• **YOUR OBJECTIVE**: Check every line of the entries below for the word "FASTA", and copy the ones that have it.

════════════════

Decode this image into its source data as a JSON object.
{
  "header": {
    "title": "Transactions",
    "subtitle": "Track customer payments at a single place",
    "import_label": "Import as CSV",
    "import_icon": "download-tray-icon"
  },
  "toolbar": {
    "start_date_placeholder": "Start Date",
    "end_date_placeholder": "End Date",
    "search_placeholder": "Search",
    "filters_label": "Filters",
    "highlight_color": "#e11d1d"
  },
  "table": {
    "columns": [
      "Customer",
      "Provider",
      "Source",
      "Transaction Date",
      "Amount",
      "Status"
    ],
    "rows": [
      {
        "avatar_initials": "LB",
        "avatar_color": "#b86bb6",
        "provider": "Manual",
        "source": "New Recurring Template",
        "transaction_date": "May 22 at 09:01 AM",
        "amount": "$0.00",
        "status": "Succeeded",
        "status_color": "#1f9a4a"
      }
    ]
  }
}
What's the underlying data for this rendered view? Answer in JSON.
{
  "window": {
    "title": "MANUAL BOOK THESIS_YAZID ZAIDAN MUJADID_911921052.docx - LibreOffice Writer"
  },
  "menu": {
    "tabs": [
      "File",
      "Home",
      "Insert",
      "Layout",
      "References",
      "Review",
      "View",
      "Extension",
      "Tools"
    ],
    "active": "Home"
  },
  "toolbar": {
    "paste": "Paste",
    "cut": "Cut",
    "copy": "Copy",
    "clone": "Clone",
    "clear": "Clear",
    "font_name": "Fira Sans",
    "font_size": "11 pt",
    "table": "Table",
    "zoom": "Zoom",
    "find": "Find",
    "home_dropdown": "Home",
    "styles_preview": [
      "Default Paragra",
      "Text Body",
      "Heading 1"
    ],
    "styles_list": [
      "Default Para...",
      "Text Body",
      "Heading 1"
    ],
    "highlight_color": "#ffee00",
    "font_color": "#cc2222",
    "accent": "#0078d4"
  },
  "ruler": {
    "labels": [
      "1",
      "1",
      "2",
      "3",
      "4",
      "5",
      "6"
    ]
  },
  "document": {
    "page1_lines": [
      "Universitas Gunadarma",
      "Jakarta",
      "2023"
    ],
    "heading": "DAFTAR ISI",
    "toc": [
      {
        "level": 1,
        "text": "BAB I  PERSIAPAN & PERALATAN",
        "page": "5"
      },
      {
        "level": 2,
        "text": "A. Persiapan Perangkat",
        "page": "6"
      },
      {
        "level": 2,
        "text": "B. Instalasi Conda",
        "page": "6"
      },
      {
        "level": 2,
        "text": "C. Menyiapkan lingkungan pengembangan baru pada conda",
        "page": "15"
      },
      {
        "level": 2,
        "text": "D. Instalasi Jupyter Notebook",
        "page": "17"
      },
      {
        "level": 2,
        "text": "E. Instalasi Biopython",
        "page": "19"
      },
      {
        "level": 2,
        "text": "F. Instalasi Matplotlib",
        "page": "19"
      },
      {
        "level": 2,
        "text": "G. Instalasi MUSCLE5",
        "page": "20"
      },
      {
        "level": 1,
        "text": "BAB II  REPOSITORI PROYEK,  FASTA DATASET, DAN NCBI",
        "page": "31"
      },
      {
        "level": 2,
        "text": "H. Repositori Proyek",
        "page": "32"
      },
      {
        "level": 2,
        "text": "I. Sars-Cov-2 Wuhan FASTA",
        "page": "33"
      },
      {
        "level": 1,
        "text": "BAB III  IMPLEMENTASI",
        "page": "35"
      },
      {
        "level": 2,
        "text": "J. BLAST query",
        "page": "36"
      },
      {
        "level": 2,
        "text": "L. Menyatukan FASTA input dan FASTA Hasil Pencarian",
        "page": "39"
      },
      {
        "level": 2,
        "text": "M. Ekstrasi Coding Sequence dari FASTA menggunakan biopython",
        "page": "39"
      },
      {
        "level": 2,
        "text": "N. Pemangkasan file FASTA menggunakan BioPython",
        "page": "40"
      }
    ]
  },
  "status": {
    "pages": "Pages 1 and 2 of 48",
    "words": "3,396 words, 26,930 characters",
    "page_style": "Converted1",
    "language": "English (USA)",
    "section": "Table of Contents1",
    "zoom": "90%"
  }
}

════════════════

• **ANSWER AREA**:
        "text": "BAB II  REPOSITORI PROYEK,  FASTA DATASET, DAN NCBI",
        "text": "I. Sars-Cov-2 Wuhan FASTA",
        "text": "L. Menyatukan FASTA input dan FASTA Hasil Pencarian",
        "text": "M. Ekstrasi Coding Sequence dari FASTA menggunakan biopython",
        "text": "N. Pemangkasan file FASTA menggunakan BioPython",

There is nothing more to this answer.